By the nineteenth century, the pendulum, at least for many Christians in the West, had swung to the opposite extreme.  Prayers and hymns and popular devotions and religious images came to portray him as the “sweet Jesus,” whose only concern was for me and making sure that my life was free from sufferings and difficulties.  Church music reversed direction from picturing Jesus as the formidable judge of the medieval “Dies irae” to imagining him as a totally innocuous and sickeningly saccharine figure who would challenge no one and who asked nothing difficult of us as his followers.


If we really want to allow Jesus to be our “living bread,” revealing God to us and nourishing us with the life of God, then we need to find a way to see him, not as we want him to be, but as he is portrayed for us in the various writings of the New Testament, our standard of faith.

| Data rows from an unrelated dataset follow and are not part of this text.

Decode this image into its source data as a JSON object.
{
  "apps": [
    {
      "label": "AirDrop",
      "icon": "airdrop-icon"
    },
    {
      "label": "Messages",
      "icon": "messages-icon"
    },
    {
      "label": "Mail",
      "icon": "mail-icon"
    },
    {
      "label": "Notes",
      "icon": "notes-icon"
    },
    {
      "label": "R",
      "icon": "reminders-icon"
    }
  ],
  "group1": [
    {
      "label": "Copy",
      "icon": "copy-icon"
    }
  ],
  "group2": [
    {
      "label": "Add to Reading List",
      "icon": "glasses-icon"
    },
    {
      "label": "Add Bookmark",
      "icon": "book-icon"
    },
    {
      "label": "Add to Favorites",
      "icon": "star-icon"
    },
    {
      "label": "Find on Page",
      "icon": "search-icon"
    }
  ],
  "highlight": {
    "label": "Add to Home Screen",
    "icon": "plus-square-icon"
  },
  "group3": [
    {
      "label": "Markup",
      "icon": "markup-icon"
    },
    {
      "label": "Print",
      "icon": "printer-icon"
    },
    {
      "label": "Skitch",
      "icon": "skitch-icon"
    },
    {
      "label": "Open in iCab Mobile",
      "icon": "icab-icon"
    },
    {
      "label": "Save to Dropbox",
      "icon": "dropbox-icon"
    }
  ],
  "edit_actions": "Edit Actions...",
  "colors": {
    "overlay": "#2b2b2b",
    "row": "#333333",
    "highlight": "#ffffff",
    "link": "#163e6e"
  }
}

That’s not an easy thing to do.  First of all, there are multiple portrayals of Jesus in the New Testament, not just one.  Its books view him, and the first Christians’ beliefs about him, from a variety of different perspectives, highlighting first one aspect and then another.  Second, while those believers in the three time-periods that I mentioned portrayed him in the culture of their time and in ways that they wanted him to be, so do we.  To a certain extent, that is unavoidable.  Our understanding and perspective, like that of all human beings, is necessarily colored by our experiences and our culture and our times.  The approach of those who claim to interpret the Bible literally, for example, is a creation of a worldview that emerged in the early 20th century; it is not “traditional” in any genuine sense of tradition and would have been incomprehensible to many generations of believers in the past.  Despite their claims of being objective, they are just as locked into a narrow perspective as anyone else is, and their claims about Jesus tend to be just as skewed as those whom they criticize.


We all need to avoid the tendency — to adapt Nietzsche’s expression — to create Jesus in our own image and likeness.  N.T. Wright, in his commentary on today’s gospel reading, reflects on Jesus’ words about those who “come” to him.  He notes (Twelve Months of Sundays, Year B, p 94): “To ‘come’ to Jesus means to approach Jesus himself, not some Jesus-fantasy that could be pulled into new shapes at will.”


That is why we need to return continually to the varying images of Jesus in the scriptures, to take a critical view of all attempts to simplify Jesus, and, especially, to be skeptical of a Jesus who looks and thinks and acts too much like us.  That is why we need to return time and time again to our shared hearing of the word, to our shared approach to the sacraments, struggling together with the meaning and implications of our faith and humbly asking that God’s Spirit would, in Jesus’ words (John 16:13), guide us into all truth.  For it is there that we will be able to feed on the true bread who comes down from heaven, the bread that feeds us for the fullness of life.  For, by God’s grace, we have the opportunity to become what we eat.